[Excerpts from an interface dataset]
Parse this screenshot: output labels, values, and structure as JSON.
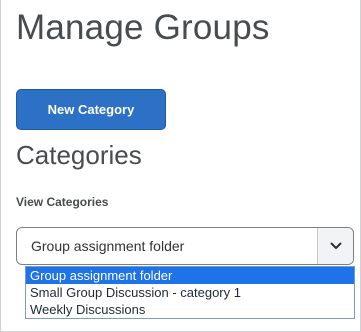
{
  "page": {
    "title": "Manage Groups"
  },
  "toolbar": {
    "new_category_label": "New Category"
  },
  "categories_section": {
    "heading": "Categories",
    "view_label": "View Categories"
  },
  "category_select": {
    "selected_value": "Group assignment folder",
    "options": [
      {
        "label": "Group assignment folder",
        "selected": true
      },
      {
        "label": "Small Group Discussion - category 1",
        "selected": false
      },
      {
        "label": "Weekly Discussions",
        "selected": false
      }
    ]
  },
  "icons": {
    "select_toggle": "chevron-down-icon"
  },
  "colors": {
    "primary_button": "#2d71c7",
    "highlight": "#1e73e8",
    "heading_text": "#494c4e"
  }
}
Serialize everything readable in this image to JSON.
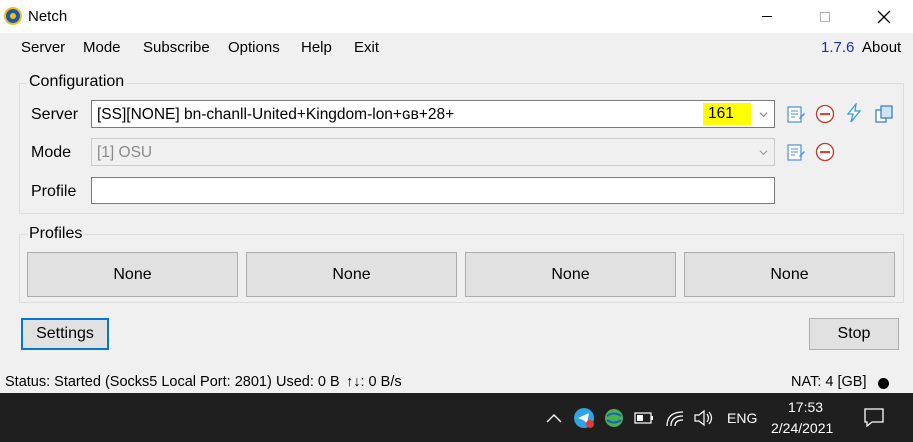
{
  "titlebar": {
    "title": "Netch"
  },
  "menu": {
    "items": [
      "Server",
      "Mode",
      "Subscribe",
      "Options",
      "Help",
      "Exit"
    ],
    "version": "1.7.6",
    "about": "About"
  },
  "configuration": {
    "title": "Configuration",
    "server_label": "Server",
    "server_value": "[SS][NONE] bn-chanll-United+Kingdom-lon+ɢʙ+28+",
    "server_count": "161",
    "mode_label": "Mode",
    "mode_value": "[1] OSU",
    "profile_label": "Profile",
    "profile_value": ""
  },
  "profiles": {
    "title": "Profiles",
    "buttons": [
      "None",
      "None",
      "None",
      "None"
    ]
  },
  "actions": {
    "settings": "Settings",
    "stop": "Stop"
  },
  "status": {
    "text": "Status: Started (Socks5 Local Port: 2801)",
    "used": "Used: 0 B",
    "speed": "↑↓: 0 B/s",
    "nat": "NAT: 4 [GB]"
  },
  "taskbar": {
    "language": "ENG",
    "time": "17:53",
    "date": "2/24/2021"
  },
  "colors": {
    "accent": "#0078d7",
    "version_link": "#1a2fb0",
    "highlight": "#ffff00"
  }
}
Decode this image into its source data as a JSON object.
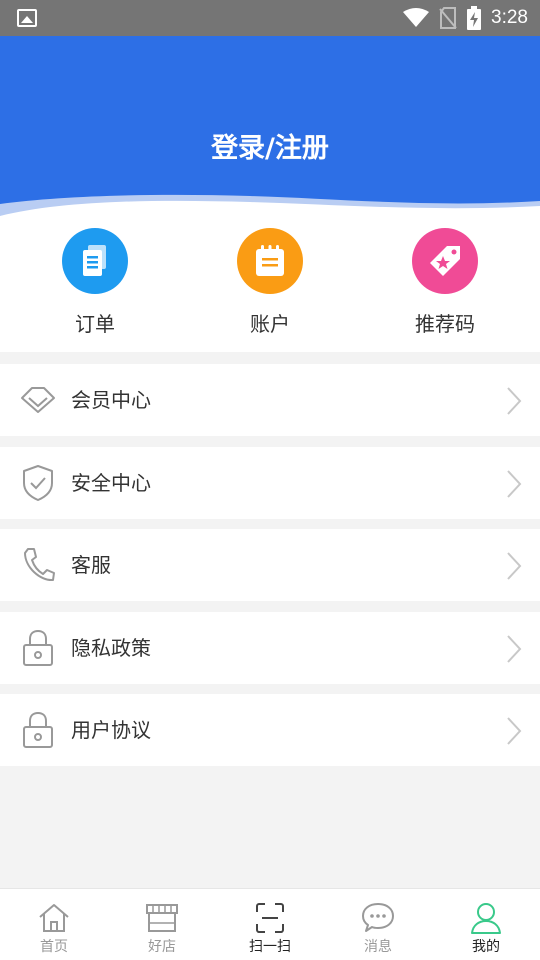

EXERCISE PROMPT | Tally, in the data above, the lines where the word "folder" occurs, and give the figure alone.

SOLUTION TO THE PROBLEM | 2